“I've got a lot of good memories in this ballpark,” said Goodwin, who was acquired at the Trade Deadline for Minor League pitcher Packy Naughton. “They’ve all been on the opposite side, but at this point, it’s a great time to turn that around and bring something to the home team.”
Goodwin was traded to the Royals from Washington ahead of the 2018 Trade Deadline and was then claimed off waivers by the Angels just ahead of Opening Day last season. The left-handed hitter flourished in Southern California with a career-high 17 home runs and 47 RBIs.
Before Monday’s trade, Goodwin was feeling good at the plate, batting .242 with a .793 OPS, four homers and 17 RBIs.

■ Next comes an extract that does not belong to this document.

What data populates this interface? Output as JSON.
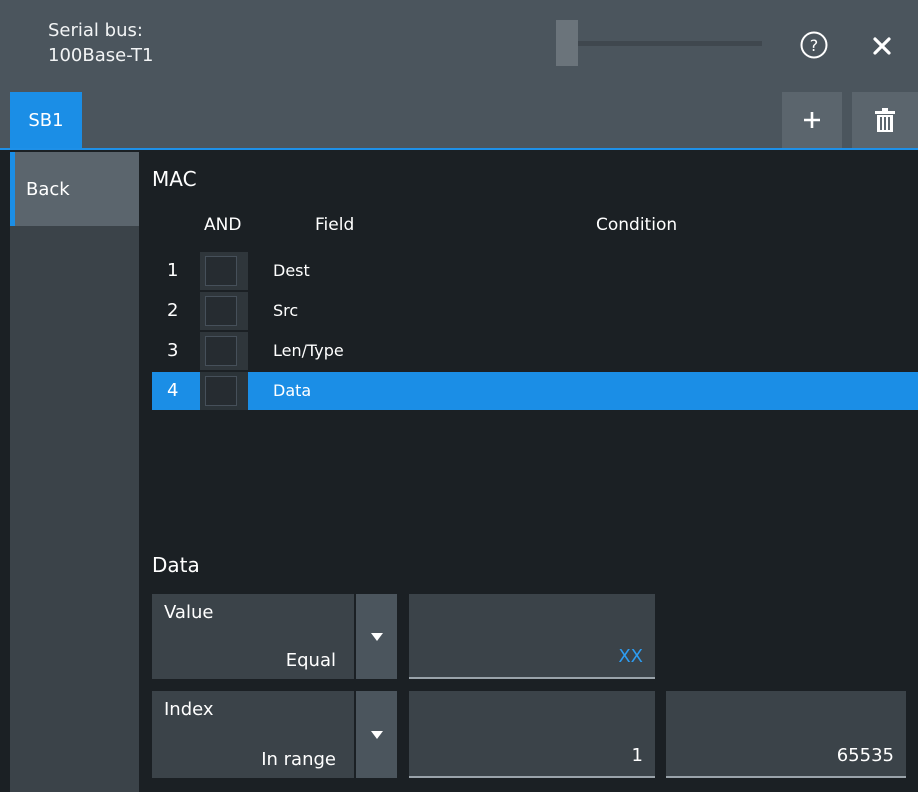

“I think for one, I got a lot more opportunities last year,” Goodwin said. “I think that was the biggest thing: seeing some consistent playing time, getting some consistent ABs, kind of going home and knowing that my name would be in the lineup the next day. I think it just kind of carried over that confidence. Some of the things I did last year, I think it all kind of carried over to this year. I’m hoping to try to build off of it and continue to get better as I go.”
When the struggling Angels brought up outfield prospect Jo Adell, Goodwin became expendable. But he wasn’t thinking a deal to be moved was imminent.
“It’s kind of hard to play that game with ownership and know kind of what they’re thinking and where their heads are at,” Goodwin said. “It was more so about me just kind of trying to perform. I ended up moving over to left [field] when [Adell] came, and just giving him a fresh start there in right, so it was honestly just staying consistent and doing the same things I had done up to that point. When I found out [about] Cincinnati, honestly, I was pretty excited. It kind of came as a surprise, most definitely, but it was a good one. It was a good surprise.”
“I’m more familiar with Shogo now than I am with Brian, although I’ve seen Brian play a lot. Shogo has been outstanding in left field,” Bell said. “We know he’s obviously a very good center fielder as well. Brian, speaking with him, kind of looking at some of his past history, he’s really comfortable in center field. I think it sounds like he’s played there his whole life.”
Facing the machine
Over the past week to 10 days, and in response to the offense sputtering much of this season, the Reds have altered some of the hitters’ pregame routines. Part of that has included having hitters face the pitching machine that throws curveballs.
“We did some of it early on in the camps, but we’ve kind of picked it back up, where we’re using the curveball, breaking-ball machine, using the velocity machines, mixing them up on the field with an arm in between,” Bell said. “Just anything. I like how [hitting coach] Alan Zinter described it -- kind of ‘spark the senses.’”
Catcher Curt Casali, who is 5-for-8 over his past three games, has seen some payoff.
“We’re getting a little bit more detailed into our scouting reports and things we look at on the bench,” Casali said. “At the end of the day, it just goes back to competing in the box. Nobody wants to hear it, but I feel like we are still competing in the box. It’s still a lot of line drives that are getting caught, and it’s still things like that that just keep kind of snowballing into not getting any offensive momentum. It sucks to keep saying that over and over, and nobody wants to hear that -- including us.”